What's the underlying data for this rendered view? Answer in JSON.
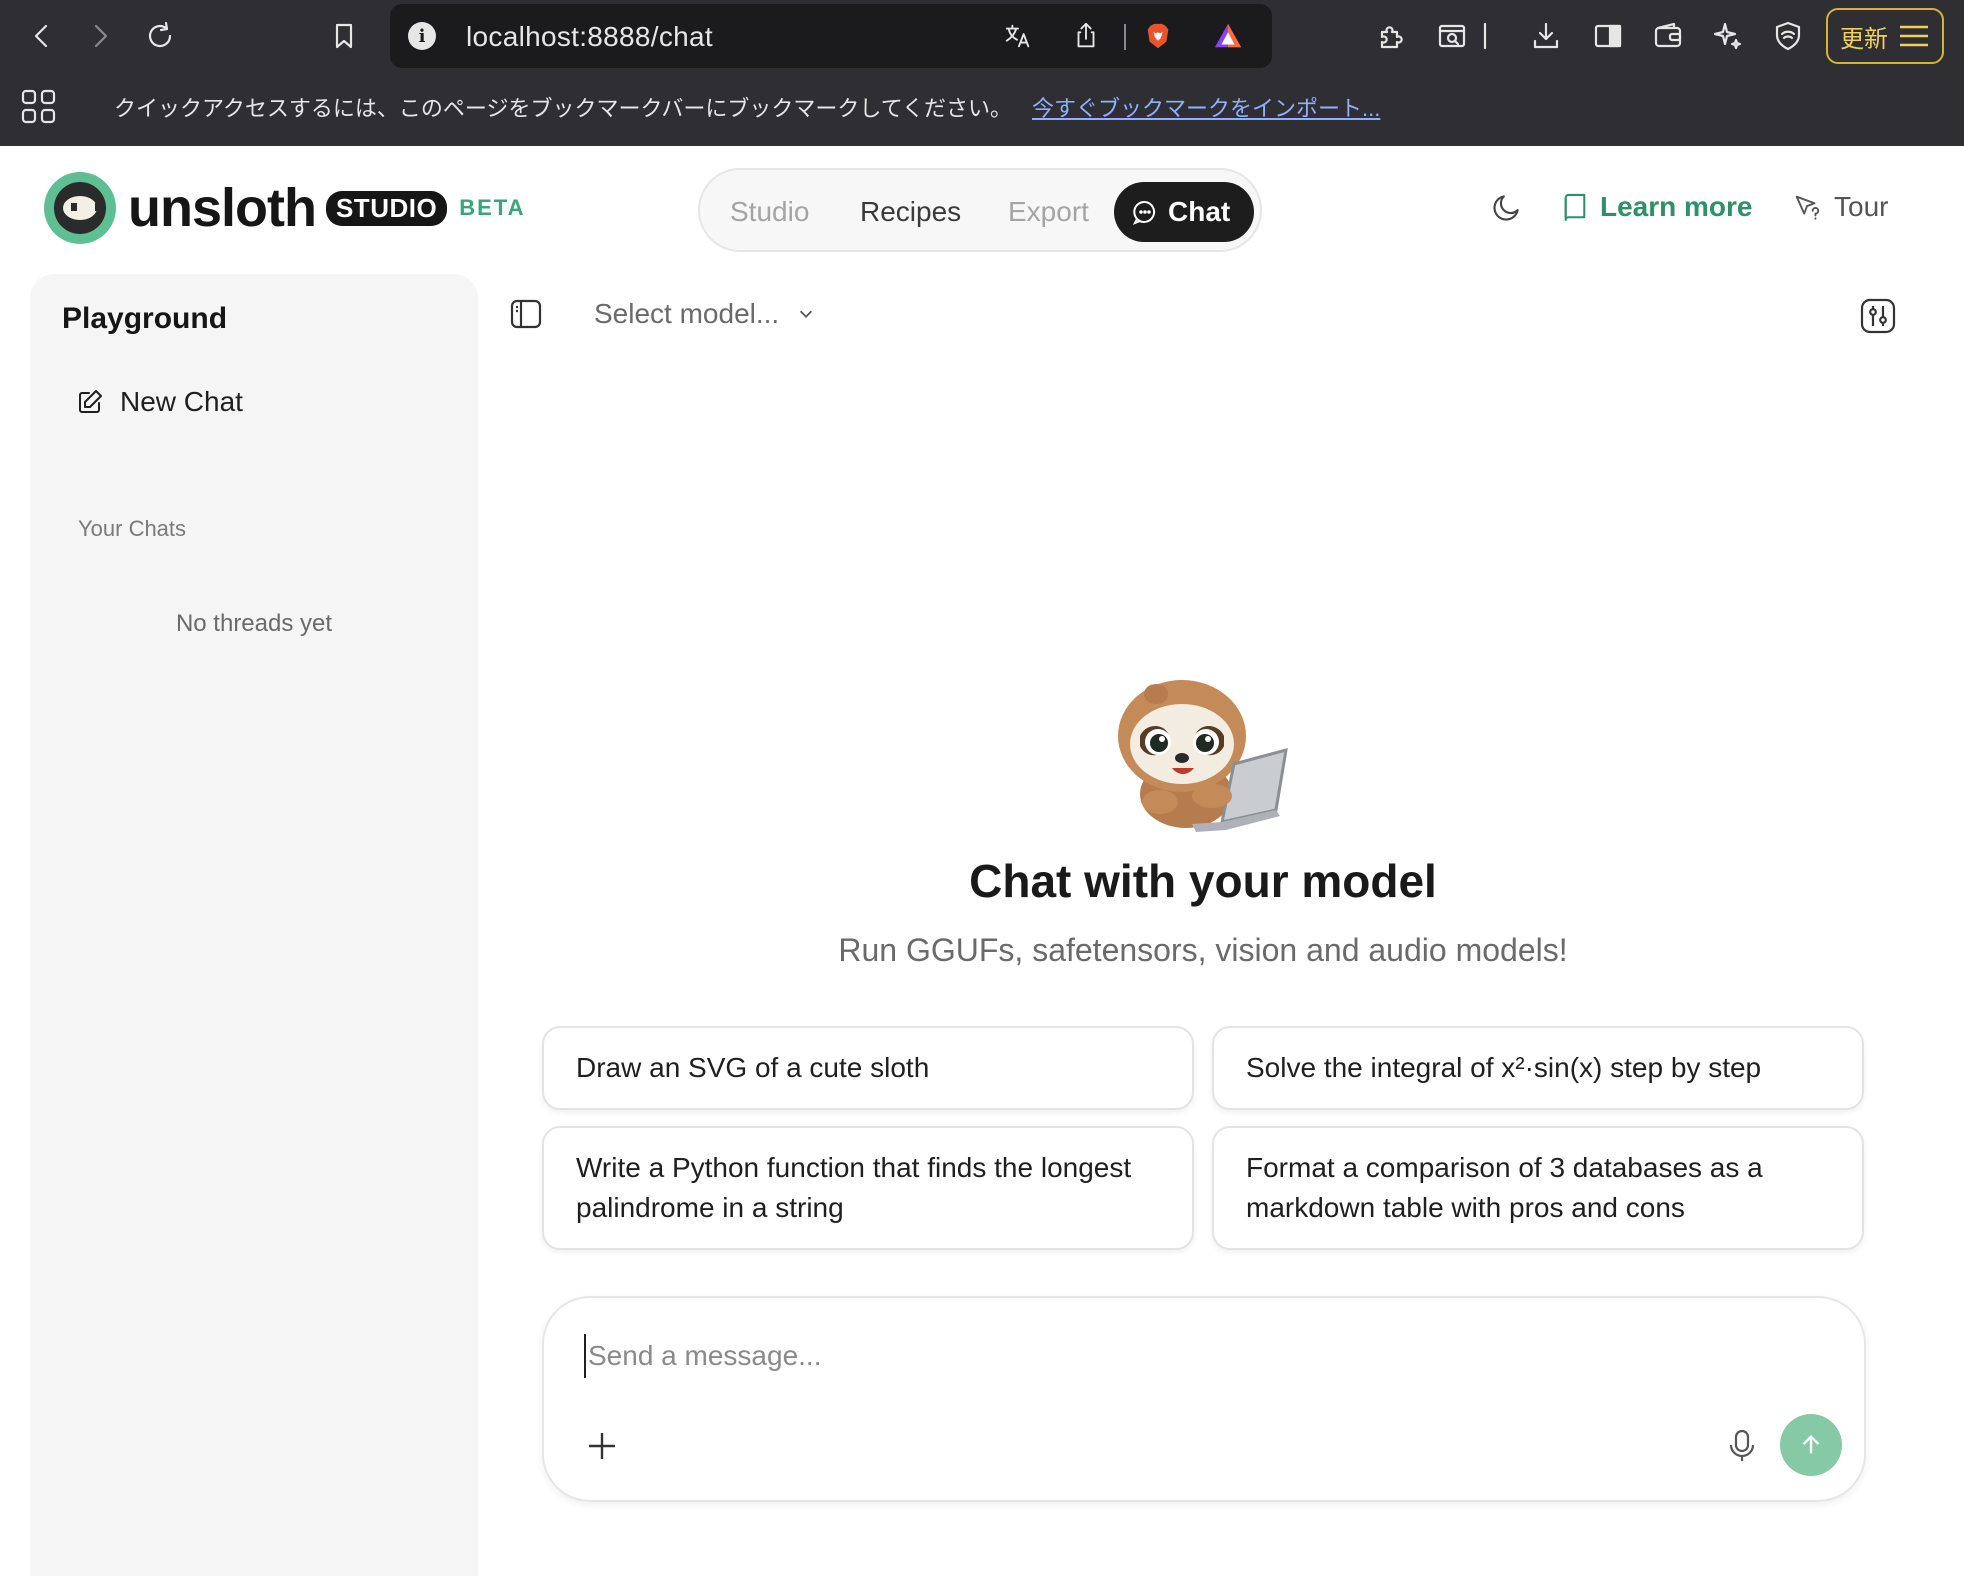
{
  "browser": {
    "url": "localhost:8888/chat",
    "update_label": "更新",
    "bookmark_prompt": "クイックアクセスするには、このページをブックマークバーにブックマークしてください。",
    "bookmark_import_link": "今すぐブックマークをインポート..."
  },
  "brand": {
    "name": "unsloth",
    "studio_badge": "STUDIO",
    "beta_label": "BETA",
    "accent_color": "#3aa57a"
  },
  "nav": {
    "tabs": [
      {
        "label": "Studio",
        "state": "disabled"
      },
      {
        "label": "Recipes",
        "state": "enabled"
      },
      {
        "label": "Export",
        "state": "disabled"
      },
      {
        "label": "Chat",
        "state": "active"
      }
    ]
  },
  "header": {
    "learn_more": "Learn more",
    "tour": "Tour"
  },
  "sidebar": {
    "title": "Playground",
    "new_chat": "New Chat",
    "section_label": "Your Chats",
    "empty_text": "No threads yet"
  },
  "main": {
    "model_select": "Select model...",
    "hero_title": "Chat with your model",
    "hero_subtitle": "Run GGUFs, safetensors, vision and audio models!",
    "suggestions": [
      "Draw an SVG of a cute sloth",
      "Solve the integral of x²·sin(x) step by step",
      "Write a Python function that finds the longest palindrome in a string",
      "Format a comparison of 3 databases as a markdown table with pros and cons"
    ]
  },
  "composer": {
    "placeholder": "Send a message...",
    "value": ""
  }
}
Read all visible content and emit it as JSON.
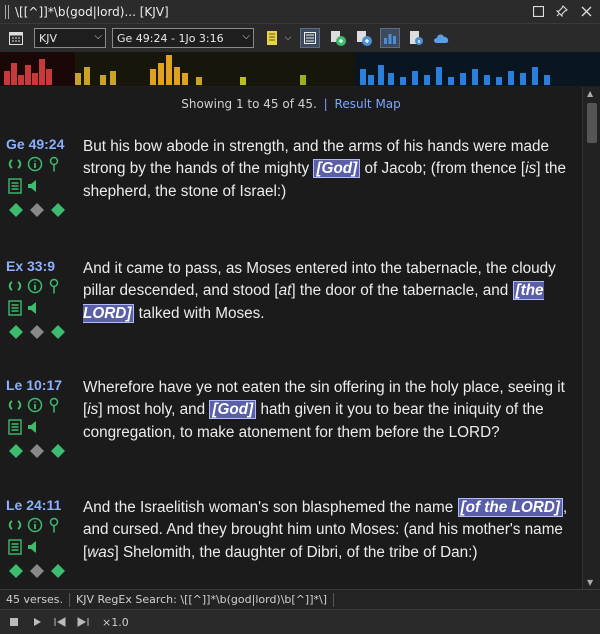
{
  "window": {
    "title": "\\[[^]]*\\b(god|lord)... [KJV]"
  },
  "toolbar": {
    "version_select": "KJV",
    "range_select": "Ge 49:24 - 1Jo 3:16"
  },
  "summary": {
    "showing": "Showing 1 to 45 of 45.",
    "separator": "|",
    "result_map_link": "Result Map"
  },
  "verses": [
    {
      "ref": "Ge 49:24",
      "segments": [
        {
          "t": "But his bow abode in strength, and the arms of his hands were made strong by the hands of the mighty "
        },
        {
          "t": "[God]",
          "hl": true
        },
        {
          "t": " of Jacob; (from thence ["
        },
        {
          "t": "is",
          "it": true
        },
        {
          "t": "] the shepherd, the stone of Israel:)"
        }
      ]
    },
    {
      "ref": "Ex 33:9",
      "segments": [
        {
          "t": "And it came to pass, as Moses entered into the tabernacle, the cloudy pillar descended, and stood ["
        },
        {
          "t": "at",
          "it": true
        },
        {
          "t": "] the door of the tabernacle, and "
        },
        {
          "t": "[the LORD]",
          "hl": true
        },
        {
          "t": " talked with Moses."
        }
      ]
    },
    {
      "ref": "Le 10:17",
      "segments": [
        {
          "t": "Wherefore have ye not eaten the sin offering in the holy place, seeing it ["
        },
        {
          "t": "is",
          "it": true
        },
        {
          "t": "] most holy, and "
        },
        {
          "t": "[God]",
          "hl": true
        },
        {
          "t": " hath given it you to bear the iniquity of the congregation, to make atonement for them before the LORD?"
        }
      ]
    },
    {
      "ref": "Le 24:11",
      "segments": [
        {
          "t": "And the Israelitish woman's son blasphemed the name "
        },
        {
          "t": "[of the LORD]",
          "hl": true
        },
        {
          "t": ", and cursed. And they brought him unto Moses: (and his mother's name ["
        },
        {
          "t": "was",
          "it": true
        },
        {
          "t": "] Shelomith, the daughter of Dibri, of the tribe of Dan:)"
        }
      ]
    }
  ],
  "status": {
    "count": "45 verses.",
    "search": "KJV RegEx Search: \\[[^]]*\\b(god|lord)\\b[^]]*\\]"
  },
  "playback": {
    "speed": "×1.0"
  },
  "colors": {
    "highlight_bg": "#5b5fa8",
    "reference": "#8bb0ff",
    "icon_green": "#3dbb6e"
  }
}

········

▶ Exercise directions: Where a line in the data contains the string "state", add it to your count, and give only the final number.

▶ Response to the task: 4